» **Exercise goal**:
Gather all lines in the entries below that include the word "label".

** Dataset excerpts follows **

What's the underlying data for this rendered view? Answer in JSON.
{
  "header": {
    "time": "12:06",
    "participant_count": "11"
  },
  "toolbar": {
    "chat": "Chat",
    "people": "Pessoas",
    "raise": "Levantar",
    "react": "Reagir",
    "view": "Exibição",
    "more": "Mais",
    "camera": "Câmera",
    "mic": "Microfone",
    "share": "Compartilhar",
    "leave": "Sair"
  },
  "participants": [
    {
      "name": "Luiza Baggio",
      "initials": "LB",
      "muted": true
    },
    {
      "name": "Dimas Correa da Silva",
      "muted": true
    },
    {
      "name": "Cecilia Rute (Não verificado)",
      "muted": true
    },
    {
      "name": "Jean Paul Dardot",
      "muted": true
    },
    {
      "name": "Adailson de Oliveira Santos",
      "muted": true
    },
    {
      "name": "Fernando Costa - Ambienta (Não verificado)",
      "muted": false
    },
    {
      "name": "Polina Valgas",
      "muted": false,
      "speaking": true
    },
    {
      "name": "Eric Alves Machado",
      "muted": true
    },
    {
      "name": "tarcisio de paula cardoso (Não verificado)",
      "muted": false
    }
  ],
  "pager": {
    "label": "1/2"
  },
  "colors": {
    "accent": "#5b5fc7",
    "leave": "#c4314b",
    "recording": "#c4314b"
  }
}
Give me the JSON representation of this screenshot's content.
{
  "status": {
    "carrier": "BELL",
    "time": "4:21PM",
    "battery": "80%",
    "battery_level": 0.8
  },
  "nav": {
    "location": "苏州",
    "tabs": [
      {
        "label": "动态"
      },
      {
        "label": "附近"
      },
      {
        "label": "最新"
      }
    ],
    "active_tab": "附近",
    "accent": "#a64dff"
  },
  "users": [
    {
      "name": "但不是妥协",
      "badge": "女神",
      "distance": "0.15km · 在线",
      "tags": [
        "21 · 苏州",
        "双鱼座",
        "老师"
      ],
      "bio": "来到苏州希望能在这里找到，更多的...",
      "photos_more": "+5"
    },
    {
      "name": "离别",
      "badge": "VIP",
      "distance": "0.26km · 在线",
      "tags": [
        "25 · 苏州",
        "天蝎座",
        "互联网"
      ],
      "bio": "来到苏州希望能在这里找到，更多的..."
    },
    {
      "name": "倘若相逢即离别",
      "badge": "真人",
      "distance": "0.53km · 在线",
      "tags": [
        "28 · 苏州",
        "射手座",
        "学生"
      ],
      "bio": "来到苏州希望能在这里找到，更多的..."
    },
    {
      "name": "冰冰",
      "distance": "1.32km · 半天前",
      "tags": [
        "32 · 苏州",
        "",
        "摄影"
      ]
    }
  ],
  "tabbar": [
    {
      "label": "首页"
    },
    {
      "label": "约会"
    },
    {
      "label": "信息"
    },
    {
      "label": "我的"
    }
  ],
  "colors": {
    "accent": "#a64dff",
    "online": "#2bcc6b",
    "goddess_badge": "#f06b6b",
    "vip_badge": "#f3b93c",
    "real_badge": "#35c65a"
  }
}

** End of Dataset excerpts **

» **Task solution**:
    "label": "1/2"
        "label": "动态"
        "label": "附近"
        "label": "最新"
      "label": "首页"
      "label": "约会"
      "label": "信息"
      "label": "我的"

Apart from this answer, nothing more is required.